Design Department Featured in Article on Costume Design during the Pandemic

Thursday, Feb 4, 2021

Every play during a pandemic is, by necessity, experimental. For the few theater companies that are attempting to hold live performances, every artistic element of staging—from set design and casting to costumes—is being reconsidered to safeguard the health of actors, stage crew, and theater-goers.

This spirited, trial-and-error ethos courses through New York University’s theatrical production wing, which has been holding live performances since last October. For its latest production, a modern adaptation of William Shakespeare’s Romeo and Juliet, the cast of 15 actors are spread across two theaters, with live action supplemented with a live video feed of both stages. Audience members in both theaters are seated six feet apart and asked to show proof of a negative Covid-19 test before they’re allowed in the venue. Per the school’s guidelines, actors, crew members, and faculty are tested regularly, and are required to wear masks at all times.

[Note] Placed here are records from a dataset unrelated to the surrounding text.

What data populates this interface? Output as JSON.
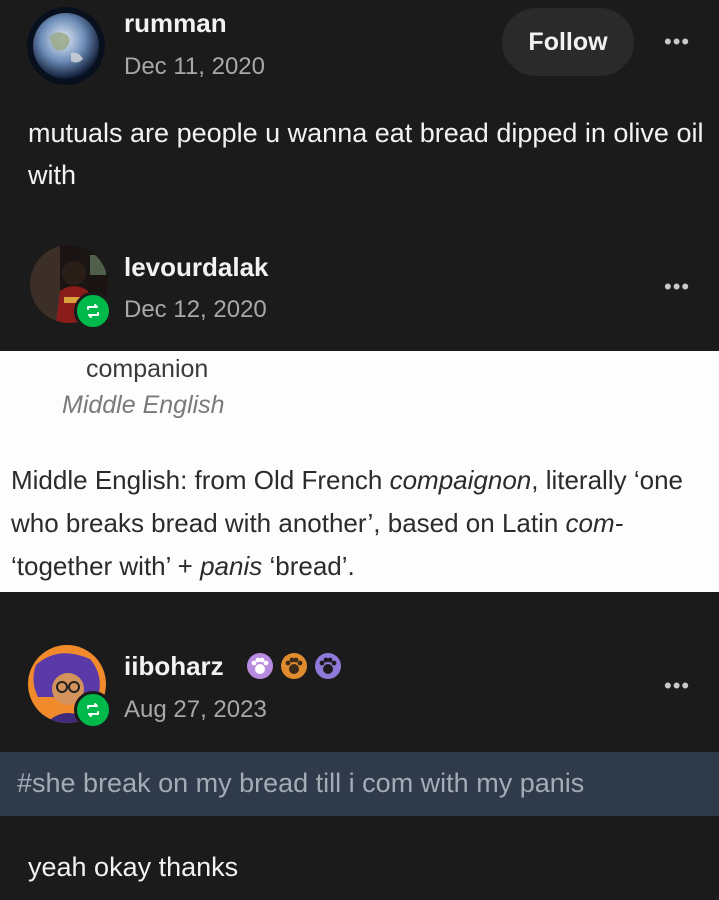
{
  "post1": {
    "username": "rumman",
    "date": "Dec 11, 2020",
    "follow_label": "Follow",
    "more_label": "•••",
    "text": "mutuals are people u wanna eat bread dipped in olive oil with"
  },
  "post2": {
    "username": "levourdalak",
    "date": "Dec 12, 2020",
    "more_label": "•••",
    "image": {
      "headword": "companion",
      "origin_label": "Middle English",
      "etymology": {
        "p1": "Middle English: from Old French ",
        "i1": "compaignon",
        "p2": ", literally ‘one who breaks bread with another’, based on Latin ",
        "i2": "com-",
        "p3": " ‘together with’ + ",
        "i3": "panis",
        "p4": " ‘bread’."
      }
    }
  },
  "post3": {
    "username": "iiboharz",
    "date": "Aug 27, 2023",
    "more_label": "•••",
    "tag_text": "#she break on my bread till i com with my panis",
    "text": "yeah okay thanks",
    "badge_colors": [
      "#b98be0",
      "#e08c2e",
      "#8f7ad9"
    ]
  },
  "colors": {
    "background": "#1b1b1c",
    "reblog_green": "#00b94b",
    "tag_bar": "#2f3a4a"
  }
}
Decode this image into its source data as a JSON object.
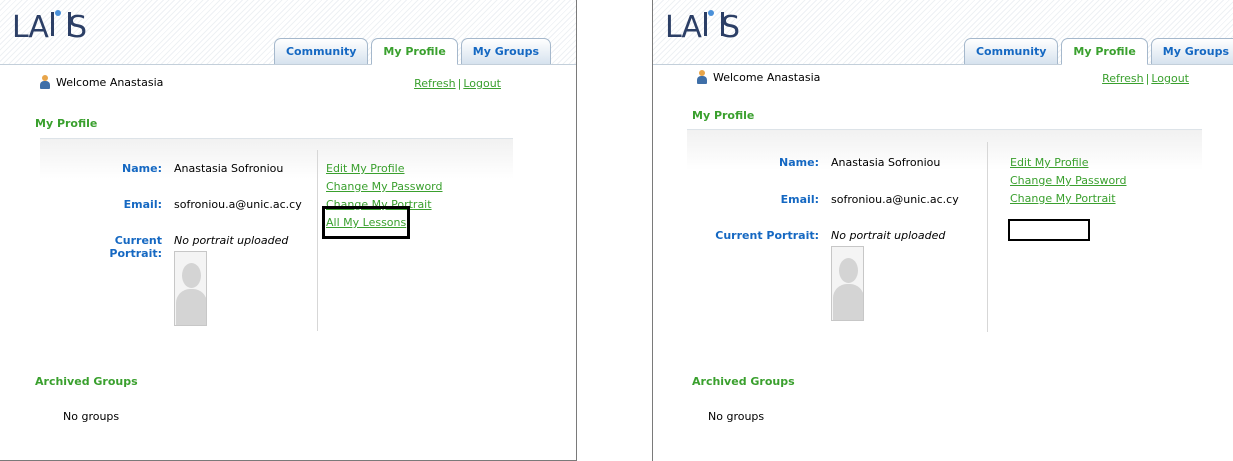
{
  "left": {
    "logo": "LA​S",
    "tabs": [
      "Community",
      "My Profile",
      "My Groups"
    ],
    "welcome": "Welcome Anastasia",
    "refresh": "Refresh",
    "sep": "|",
    "logout": "Logout",
    "section_title": "My Profile",
    "name_label": "Name:",
    "name_value": "Anastasia Sofroniou",
    "email_label": "Email:",
    "email_value": "sofroniou.a@unic.ac.cy",
    "portrait_label": "Current Portrait:",
    "portrait_value": "No portrait uploaded",
    "links": [
      "Edit My Profile",
      "Change My Password",
      "Change My Portrait",
      "All My Lessons"
    ],
    "archived_title": "Archived Groups",
    "no_groups": "No groups"
  },
  "right": {
    "tabs": [
      "Community",
      "My Profile",
      "My Groups"
    ],
    "welcome": "Welcome Anastasia",
    "refresh": "Refresh",
    "sep": "|",
    "logout": "Logout",
    "section_title": "My Profile",
    "name_label": "Name:",
    "name_value": "Anastasia Sofroniou",
    "email_label": "Email:",
    "email_value": "sofroniou.a@unic.ac.cy",
    "portrait_label": "Current Portrait:",
    "portrait_value": "No portrait uploaded",
    "links": [
      "Edit My Profile",
      "Change My Password",
      "Change My Portrait"
    ],
    "archived_title": "Archived Groups",
    "no_groups": "No groups"
  },
  "colors": {
    "accent_green": "#3aa02e",
    "link_blue": "#1568c2",
    "logo_navy": "#2c3f66"
  }
}
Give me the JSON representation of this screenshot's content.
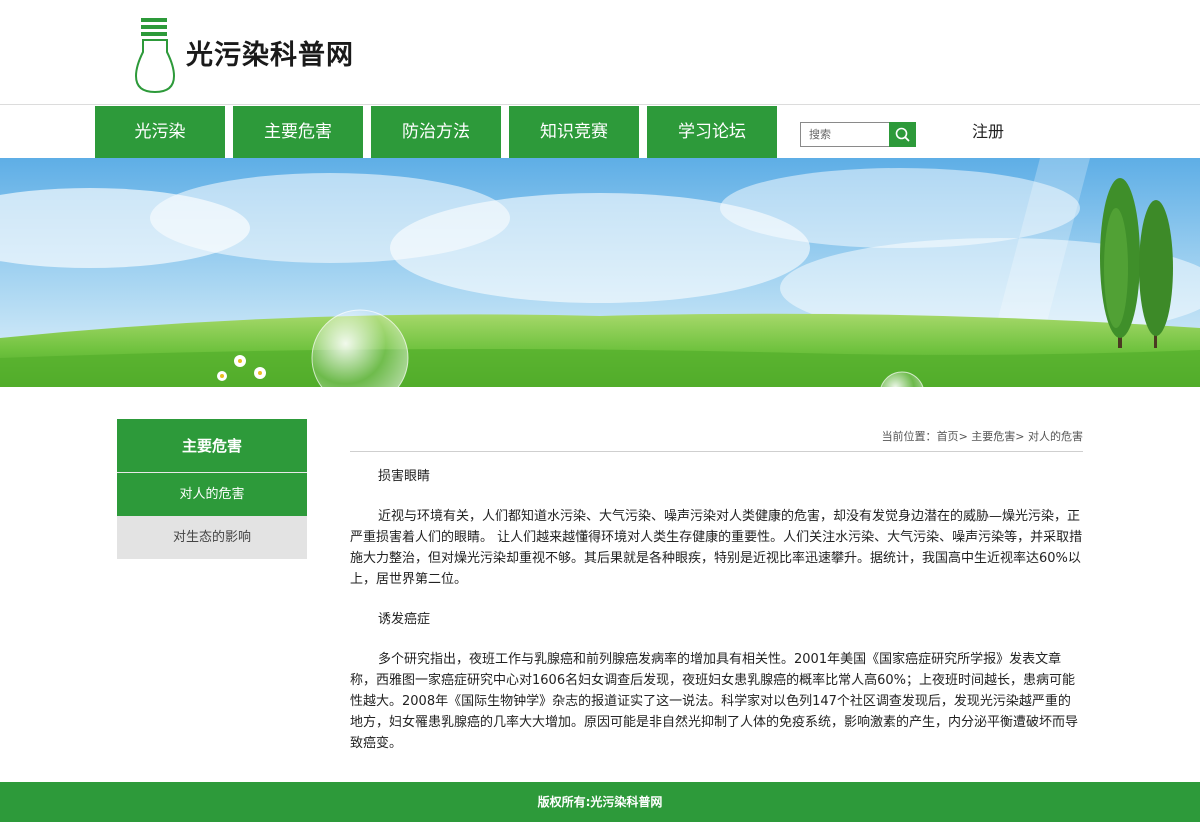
{
  "site": {
    "title": "光污染科普网"
  },
  "nav": {
    "items": [
      {
        "label": "光污染"
      },
      {
        "label": "主要危害"
      },
      {
        "label": "防治方法"
      },
      {
        "label": "知识竞赛"
      },
      {
        "label": "学习论坛"
      }
    ],
    "search_placeholder": "搜索",
    "register_label": "注册"
  },
  "colors": {
    "brand_green": "#2d9a3a",
    "sidebar_inactive": "#e3e3e3"
  },
  "sidebar": {
    "heading": "主要危害",
    "items": [
      {
        "label": "对人的危害",
        "active": true
      },
      {
        "label": "对生态的影响",
        "active": false
      }
    ]
  },
  "breadcrumb": {
    "prefix": "当前位置：",
    "home": "首页",
    "level1": "主要危害",
    "level2": "对人的危害",
    "separator": ">"
  },
  "article": {
    "section1_title": "损害眼睛",
    "section1_body": "近视与环境有关，人们都知道水污染、大气污染、噪声污染对人类健康的危害，却没有发觉身边潜在的威胁—燥光污染，正严重损害着人们的眼睛。 让人们越来越懂得环境对人类生存健康的重要性。人们关注水污染、大气污染、噪声污染等，并采取措施大力整治，但对燥光污染却重视不够。其后果就是各种眼疾，特别是近视比率迅速攀升。据统计，我国高中生近视率达60%以上，居世界第二位。",
    "section2_title": "诱发癌症",
    "section2_body": "多个研究指出，夜班工作与乳腺癌和前列腺癌发病率的增加具有相关性。2001年美国《国家癌症研究所学报》发表文章称，西雅图一家癌症研究中心对1606名妇女调查后发现，夜班妇女患乳腺癌的概率比常人高60%；上夜班时间越长，患病可能性越大。2008年《国际生物钟学》杂志的报道证实了这一说法。科学家对以色列147个社区调查发现后，发现光污染越严重的地方，妇女罹患乳腺癌的几率大大增加。原因可能是非自然光抑制了人体的免疫系统，影响激素的产生，内分泌平衡遭破坏而导致癌变。"
  },
  "footer": {
    "copyright": "版权所有:光污染科普网"
  }
}
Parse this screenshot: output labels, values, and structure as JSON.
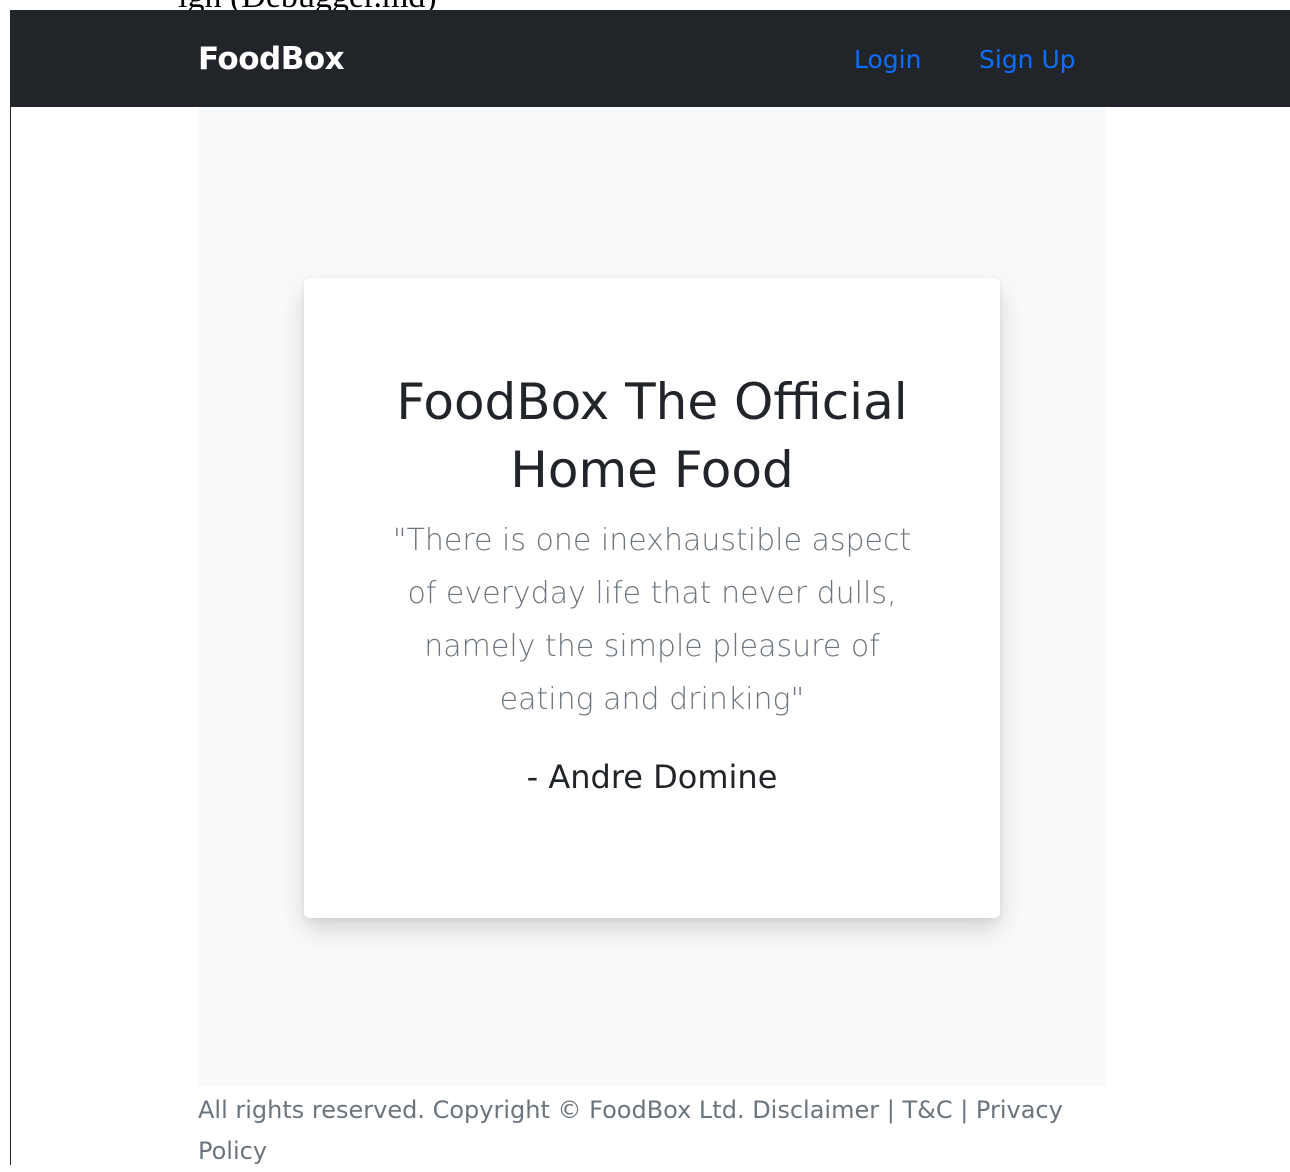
{
  "page_top_clip": {
    "text": "ign (Debugger.md)"
  },
  "navbar": {
    "brand": "FoodBox",
    "links": [
      {
        "label": "Login"
      },
      {
        "label": "Sign Up"
      }
    ],
    "background_color": "#212529",
    "link_color": "#0d6efd"
  },
  "hero": {
    "background_color": "#f8f9fa",
    "card": {
      "title": "FoodBox The Official Home Food",
      "quote": "\"There is one inexhaustible aspect of everyday life that never dulls, namely the simple pleasure of eating and drinking\"",
      "author": "- Andre Domine"
    }
  },
  "footer": {
    "text": "All rights reserved. Copyright © FoodBox Ltd. Disclaimer | T&C | Privacy Policy"
  }
}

NYU’s costume department has played a crucial role in the avant-garde staging of Romeo and Juliet, tailoring Covid-compliant face masks that double as a storytelling device. The masks are used to identify actors who switch roles throughout the play. Knowing the demands on actors during a performance, Krista Intranuovo and Lauren Carmen, both graduate students at the costume department, were concerned most about fit. With the guidance of Daun Fallon, NYU’s costume shop manager, they figured out that double-lined masks lined with a layer of gauze material work best for extended wear.

Read more from Quartz here!